To isolate a nibble from a longer bit sequence, we used the right-shift >> above to shift the nibble we need to the end. The reverse left-shift operation << also exists, which will discard more significant digits to the left and pad with zeros on the right. If we shift left by 8 bits we will essentially insert a blank byte:
Great! To pop our actual intended second byte in, we can use bitwise OR, or |. This has a similar function to AND but with the following truth table:
The difference is that this operator returns true/1 if either of the operands is set to 1. It’s only false if both bits are false. We can use this to combine our newly-expanded first byte with the intended second byte:
This operation just pulls down whatever is relevant from either byte, effectively combining them. So, first, shift the more significant byte, then OR it against the less significant byte to pull out your single 16-bit value:
When the emulator emulates a cycle it reads two bytes starting at the current program counter and combines them using this method to understand the current opcode:
In my implementation the Opcode::new() logic contains the call to this internal combine_bytes method.
These are the bitwise operations I’ve used in handling Chip8 opcodes, but understanding these operators can lead to some very efficient implementations of some other commonly needed operations.

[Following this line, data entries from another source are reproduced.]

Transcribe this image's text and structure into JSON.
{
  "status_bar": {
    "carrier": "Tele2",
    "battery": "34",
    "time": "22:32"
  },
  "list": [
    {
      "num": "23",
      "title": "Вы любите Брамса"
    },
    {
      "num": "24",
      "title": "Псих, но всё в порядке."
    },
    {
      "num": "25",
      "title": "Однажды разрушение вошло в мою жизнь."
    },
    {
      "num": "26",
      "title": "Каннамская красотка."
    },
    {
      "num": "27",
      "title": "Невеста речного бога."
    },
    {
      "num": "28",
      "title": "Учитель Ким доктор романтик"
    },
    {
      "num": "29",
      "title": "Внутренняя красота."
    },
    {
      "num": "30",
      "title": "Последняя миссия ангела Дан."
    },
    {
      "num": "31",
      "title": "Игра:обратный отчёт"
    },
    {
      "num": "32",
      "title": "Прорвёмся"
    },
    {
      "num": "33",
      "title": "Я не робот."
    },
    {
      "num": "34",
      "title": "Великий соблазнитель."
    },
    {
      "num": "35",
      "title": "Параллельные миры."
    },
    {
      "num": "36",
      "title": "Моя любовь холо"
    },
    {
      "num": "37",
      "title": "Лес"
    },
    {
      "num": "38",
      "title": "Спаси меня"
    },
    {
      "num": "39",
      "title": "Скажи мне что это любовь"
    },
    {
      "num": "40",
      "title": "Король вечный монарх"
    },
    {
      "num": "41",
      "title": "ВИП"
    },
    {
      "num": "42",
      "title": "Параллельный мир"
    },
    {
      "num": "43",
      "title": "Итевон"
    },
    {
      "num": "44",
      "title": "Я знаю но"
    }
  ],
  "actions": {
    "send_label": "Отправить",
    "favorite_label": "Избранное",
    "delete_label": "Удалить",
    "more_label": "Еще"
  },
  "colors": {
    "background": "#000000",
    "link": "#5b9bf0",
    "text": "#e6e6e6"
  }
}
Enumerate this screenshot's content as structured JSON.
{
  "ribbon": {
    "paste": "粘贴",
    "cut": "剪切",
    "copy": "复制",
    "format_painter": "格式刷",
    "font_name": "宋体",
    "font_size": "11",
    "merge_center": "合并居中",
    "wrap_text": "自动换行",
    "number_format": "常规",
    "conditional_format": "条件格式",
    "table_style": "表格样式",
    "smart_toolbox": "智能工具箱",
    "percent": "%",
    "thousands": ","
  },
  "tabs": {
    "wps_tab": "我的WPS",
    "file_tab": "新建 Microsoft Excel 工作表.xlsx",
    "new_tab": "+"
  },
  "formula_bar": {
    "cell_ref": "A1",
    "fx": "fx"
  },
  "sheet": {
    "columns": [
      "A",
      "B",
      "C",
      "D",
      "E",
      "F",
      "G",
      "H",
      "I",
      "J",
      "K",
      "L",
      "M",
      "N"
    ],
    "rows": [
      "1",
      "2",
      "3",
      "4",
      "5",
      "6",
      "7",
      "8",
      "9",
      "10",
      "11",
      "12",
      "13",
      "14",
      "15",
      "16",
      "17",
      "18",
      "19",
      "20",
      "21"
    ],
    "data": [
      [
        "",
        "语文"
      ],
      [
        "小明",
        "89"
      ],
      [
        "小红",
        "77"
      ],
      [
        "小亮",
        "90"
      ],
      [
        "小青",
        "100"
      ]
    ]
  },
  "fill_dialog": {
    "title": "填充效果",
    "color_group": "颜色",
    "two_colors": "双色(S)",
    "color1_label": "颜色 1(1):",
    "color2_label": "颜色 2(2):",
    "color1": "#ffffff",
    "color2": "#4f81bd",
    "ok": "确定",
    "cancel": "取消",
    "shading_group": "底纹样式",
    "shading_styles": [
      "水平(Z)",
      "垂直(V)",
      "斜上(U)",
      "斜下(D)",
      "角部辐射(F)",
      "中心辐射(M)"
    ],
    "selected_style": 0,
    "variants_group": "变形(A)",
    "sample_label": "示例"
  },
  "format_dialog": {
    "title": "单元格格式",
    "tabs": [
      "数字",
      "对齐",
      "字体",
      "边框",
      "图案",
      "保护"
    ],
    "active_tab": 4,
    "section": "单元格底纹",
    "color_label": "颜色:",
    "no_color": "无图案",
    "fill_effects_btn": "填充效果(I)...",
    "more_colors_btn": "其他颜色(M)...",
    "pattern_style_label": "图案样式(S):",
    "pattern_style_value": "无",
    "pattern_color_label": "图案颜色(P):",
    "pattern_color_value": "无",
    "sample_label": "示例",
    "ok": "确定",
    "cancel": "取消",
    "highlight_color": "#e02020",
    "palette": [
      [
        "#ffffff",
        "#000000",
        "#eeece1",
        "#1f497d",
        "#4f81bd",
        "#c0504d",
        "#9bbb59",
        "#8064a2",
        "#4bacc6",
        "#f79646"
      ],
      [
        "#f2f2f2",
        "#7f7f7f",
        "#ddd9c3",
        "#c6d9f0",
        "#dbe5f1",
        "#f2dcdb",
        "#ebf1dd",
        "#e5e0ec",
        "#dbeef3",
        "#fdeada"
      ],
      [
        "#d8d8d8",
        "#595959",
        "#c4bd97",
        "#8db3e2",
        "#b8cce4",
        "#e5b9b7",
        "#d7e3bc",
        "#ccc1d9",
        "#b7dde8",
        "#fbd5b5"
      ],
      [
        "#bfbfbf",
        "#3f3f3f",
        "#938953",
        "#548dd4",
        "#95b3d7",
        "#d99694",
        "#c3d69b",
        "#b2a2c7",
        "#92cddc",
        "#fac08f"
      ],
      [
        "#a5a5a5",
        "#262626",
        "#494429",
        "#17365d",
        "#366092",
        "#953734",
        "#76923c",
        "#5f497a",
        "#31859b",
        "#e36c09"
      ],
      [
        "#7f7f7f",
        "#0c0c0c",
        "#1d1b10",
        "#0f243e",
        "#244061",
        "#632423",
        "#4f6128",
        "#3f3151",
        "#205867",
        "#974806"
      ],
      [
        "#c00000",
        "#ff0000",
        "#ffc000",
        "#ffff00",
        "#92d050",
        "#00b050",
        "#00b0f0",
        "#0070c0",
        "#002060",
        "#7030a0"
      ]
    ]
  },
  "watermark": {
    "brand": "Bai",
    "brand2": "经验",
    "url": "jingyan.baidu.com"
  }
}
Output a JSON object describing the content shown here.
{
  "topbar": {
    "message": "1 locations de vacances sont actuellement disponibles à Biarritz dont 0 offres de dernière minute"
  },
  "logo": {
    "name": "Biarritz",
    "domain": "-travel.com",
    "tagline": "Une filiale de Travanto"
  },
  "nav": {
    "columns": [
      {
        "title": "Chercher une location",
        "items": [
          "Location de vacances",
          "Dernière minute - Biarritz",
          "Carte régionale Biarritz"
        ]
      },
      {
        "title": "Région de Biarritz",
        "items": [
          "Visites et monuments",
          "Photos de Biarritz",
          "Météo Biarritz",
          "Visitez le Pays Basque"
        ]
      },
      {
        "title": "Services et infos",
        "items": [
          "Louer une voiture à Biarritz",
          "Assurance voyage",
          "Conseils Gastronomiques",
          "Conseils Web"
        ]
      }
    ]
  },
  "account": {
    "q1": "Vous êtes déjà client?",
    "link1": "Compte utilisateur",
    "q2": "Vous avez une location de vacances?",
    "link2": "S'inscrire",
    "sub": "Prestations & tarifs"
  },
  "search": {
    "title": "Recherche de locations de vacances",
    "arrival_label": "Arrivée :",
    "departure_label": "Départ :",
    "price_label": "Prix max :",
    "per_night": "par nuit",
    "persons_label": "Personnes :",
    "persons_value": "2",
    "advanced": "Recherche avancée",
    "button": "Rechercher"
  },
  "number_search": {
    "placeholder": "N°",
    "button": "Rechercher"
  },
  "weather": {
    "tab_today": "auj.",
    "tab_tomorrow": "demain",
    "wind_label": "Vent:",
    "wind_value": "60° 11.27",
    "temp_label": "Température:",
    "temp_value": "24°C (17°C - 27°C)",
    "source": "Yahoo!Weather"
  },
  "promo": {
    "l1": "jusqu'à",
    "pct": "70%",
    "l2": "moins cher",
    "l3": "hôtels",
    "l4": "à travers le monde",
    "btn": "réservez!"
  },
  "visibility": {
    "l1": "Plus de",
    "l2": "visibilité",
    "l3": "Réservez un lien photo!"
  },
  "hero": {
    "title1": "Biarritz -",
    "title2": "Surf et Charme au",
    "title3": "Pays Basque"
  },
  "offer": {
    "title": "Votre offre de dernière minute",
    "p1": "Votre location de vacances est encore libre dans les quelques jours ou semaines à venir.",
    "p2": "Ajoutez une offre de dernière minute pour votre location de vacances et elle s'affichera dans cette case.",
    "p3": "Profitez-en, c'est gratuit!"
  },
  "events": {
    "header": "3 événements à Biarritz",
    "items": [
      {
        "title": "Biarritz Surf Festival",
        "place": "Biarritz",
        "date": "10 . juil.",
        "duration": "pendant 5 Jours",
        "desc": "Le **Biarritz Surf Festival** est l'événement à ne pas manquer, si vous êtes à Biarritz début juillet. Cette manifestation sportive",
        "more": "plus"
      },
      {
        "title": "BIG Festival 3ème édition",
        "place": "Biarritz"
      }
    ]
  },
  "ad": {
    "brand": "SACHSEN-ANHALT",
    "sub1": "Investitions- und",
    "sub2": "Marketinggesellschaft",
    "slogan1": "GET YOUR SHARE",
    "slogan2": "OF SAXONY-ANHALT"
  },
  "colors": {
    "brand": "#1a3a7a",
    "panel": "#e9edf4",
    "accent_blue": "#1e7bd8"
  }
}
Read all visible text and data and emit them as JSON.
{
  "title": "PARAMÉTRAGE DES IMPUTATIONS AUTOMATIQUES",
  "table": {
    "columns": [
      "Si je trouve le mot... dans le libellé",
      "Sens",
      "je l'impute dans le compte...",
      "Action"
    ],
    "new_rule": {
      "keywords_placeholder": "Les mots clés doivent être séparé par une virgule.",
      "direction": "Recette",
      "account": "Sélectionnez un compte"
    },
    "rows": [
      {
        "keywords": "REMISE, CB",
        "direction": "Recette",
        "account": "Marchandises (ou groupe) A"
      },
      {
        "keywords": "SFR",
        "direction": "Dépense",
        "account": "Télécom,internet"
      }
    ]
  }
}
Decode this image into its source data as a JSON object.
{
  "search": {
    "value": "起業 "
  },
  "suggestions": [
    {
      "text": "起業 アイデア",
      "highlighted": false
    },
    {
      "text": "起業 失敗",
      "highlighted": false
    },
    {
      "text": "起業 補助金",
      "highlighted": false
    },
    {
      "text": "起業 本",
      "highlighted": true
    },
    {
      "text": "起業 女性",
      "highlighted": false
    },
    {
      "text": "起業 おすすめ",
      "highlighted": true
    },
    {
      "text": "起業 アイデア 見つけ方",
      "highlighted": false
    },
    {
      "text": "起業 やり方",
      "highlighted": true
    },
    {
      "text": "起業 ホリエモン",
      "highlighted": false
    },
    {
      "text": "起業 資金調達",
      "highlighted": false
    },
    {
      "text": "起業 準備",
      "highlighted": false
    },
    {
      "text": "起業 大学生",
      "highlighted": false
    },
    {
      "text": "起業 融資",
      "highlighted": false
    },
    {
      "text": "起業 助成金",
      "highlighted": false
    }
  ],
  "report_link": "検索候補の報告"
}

One handy one to keep under your belt is to check whether a given number is even or odd. A common idiom many of us reach for is the modulo operator: byte % 2 == 0. If the remainder after dividing by two is 0 then it’s an even number.
There’s actually two ways (that I know) to do this. We went over bitwise AND in this article, so I’ll cover that - it’s similar to the trick we used to extract a nibble. In a binary representation of a number, all we need to determine whether a number is even is the very last bit. If it’s even, this will be a zero, and if it’s odd, this will be a one. If that observation isn’t intuitive, go back up and look at the mappings from hex digits to nibbles and see if you can see why this is true.
This means that it’s sufficient to AND your value against 1. You will get back a 1 if the value to check ends in a 1 bit, or a 0 if it’s zero.
Then, just check what you got. If the bit was set, it’s an odd number, otherwise, it’s even. In Rust:
This will work on values of any size, because it only ever looks at the least significant bit.
While in most applications the performance benefit is likely negligible, this solution will be more efficient than using %. In some situations it may be enough to prefer this.
I’ll leave the other solution I know as an exercise - can you do it using bitwise XOR (exclusive-or)? This operator looks like ^ in many languages. Here’s the truth table:
The ^/XOR operation is similar to |/OR, but only returns true if one or the other bit is set and not both. Show me what you get in the comments!
The left and right shift operations we used above are super handy. When you push the bits in a binary number to the left, you end up doubling the value:
Looking at the above it’s clear to see that this will work the other way, too. Shifting right instead will undo the above, effectively halving the value. You can extend this to any power of two:
Shifting right by n is the same thing as multiplying by 2^n. Neat! As with the even/odd trick, this will probably be more efficient than multiplying - however, you do lose some readability. As with any optimization, it always depends on context.
There are numerous other bitwise “hacks” like this. Share some of your favorites below!
If you’re going to tackle your own Chip8 emulator, while the Wikipedia page has a lot of what you need, I also recommend How to write an emulator by Laurence Muller. So far, this blog post and Wikipedia have been the only two resources I’ve needed.